A hot dog at breakfast
NBC tennis announcer Bud Collins seems to have toned down his act somewhat recently, but that could be a function of giving more room to other analysts who share space with him at Wimbledon. Collins can utter corny puns or be as outrageous as some of those wild patterns on his pants.
At least he's not dull. But, then again, there are times he needs to pull back.
Take, for example, his appearance earlier this week on a late-night Wimbledon update. Collins attempted to make light of an obscenity from Pete Sampras at the end of his victory over Andrew Foster. There was mention of a 12-letter word, followed by Collins saying that maybe Sampras just was saying he likes Smucker's jam. Or maybe it had to do with Sampras' Greek ancestry, Collins said, and the word was a reference to Oedipus.
Because NBC didn't see fit to equip the set with an ejection seat,host Hannah Storm sat there and smiled bravely.
One of the people giving Collins less of a chance to talk is John McEnroe, only a year removed from his last Wimbledon. Though McEnroe speaks in a monotone, he seems relaxed on the air and contributes insight to the telecasts. Chris Evert also has settled in comfortably in the analyst's chair, and she offers lively commentary during women's matches.
Evert joins Collins and stroke-by-stroke announcer Dick Enberg tomorrow at 9 a.m. (channels 2, 4) for the women's final, and McEnroe steps in for the men's final Sunday at 9 a.m.
Hubie or not Hubie
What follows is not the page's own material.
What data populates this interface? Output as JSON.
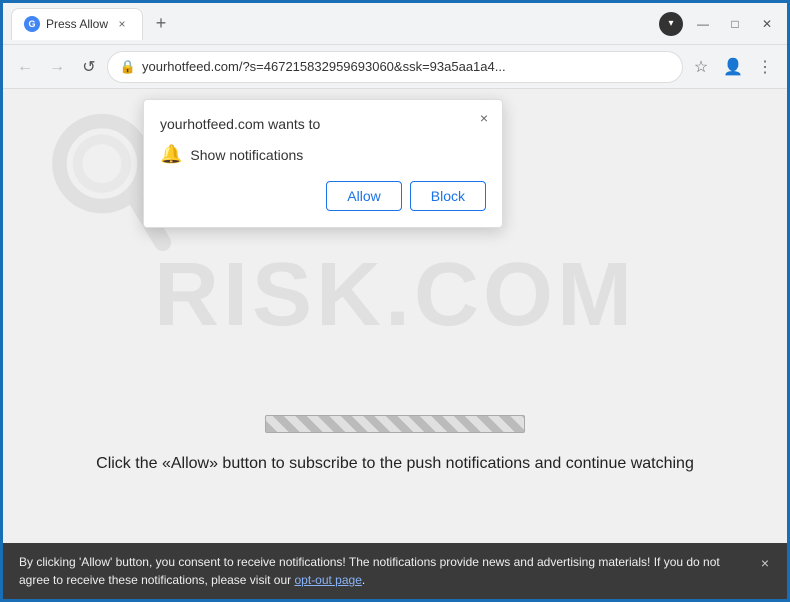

The best quote of TNT's NBA draft show Wednesday night was from Golden State Warriors coach Don Nelson. Before the Warriors and Orlando Magic announced their swap of draft picks, Nelson was asked whether a trade was in the works. "If I tell you," Nelson said, "I have to kill you."
Did Nelson wear 007 when he played for the Celtics?
Meanwhile, Hubie Brown and Doug Collins were their usua thorough selves in discussing the picks, but Brown was being too soft. He never hesitates to be critical during game telecasts, but Wednesday night Brown seemed to like everybody's selections.
According to a study by the Baseball Business Journal, the numberof baseball games on over-the-air television actually has increased since the proliferation of cable, contrary to the popular perception. From 1983 to 1993, cable-TV games increased from 416 to 1,347. But free-TV games also increased from 1,595 to 1,815, or from an average of 60 per team to 65.
The Orioles are tied for seventh in the American League in the number of over-the-air games telecast, and rank third in number of cable-TV games. They are tied for third in total televised games.
PLAYING BALL ON TV
The number of regular-season games American League teams telecast on over-the-air television and cable:
Team.. .. .. .. ..TV .. .. .. Cab.
Orioles .. .. .. .50 .. .. .. 85
Boston .. .. .. ..75 .. .. .. 82
California .. .. 49 .. .. .. 20
Chicago .. .. .. 48 .. .. .. 110
Cleveland .. .. ..60 .. .. .. 45
Detroit .. .. .. 47 .. .. .. 70
Kansas City .. .. 63 .. .. .. 0
Milwaukee .. .. ..65 .. .. .. 0
Minnesota .. .. ..38 .. .. .. 74
New York .. .. .. 50 .. .. .. 108
Oakland .. .. .. 50 .. .. .. 59
Seattle .. .. ... 60 .. .. .. 0
Texas .. .. .. .. 90 .. .. .. 50
Toronto .. .. .. 60 .. .. .. 75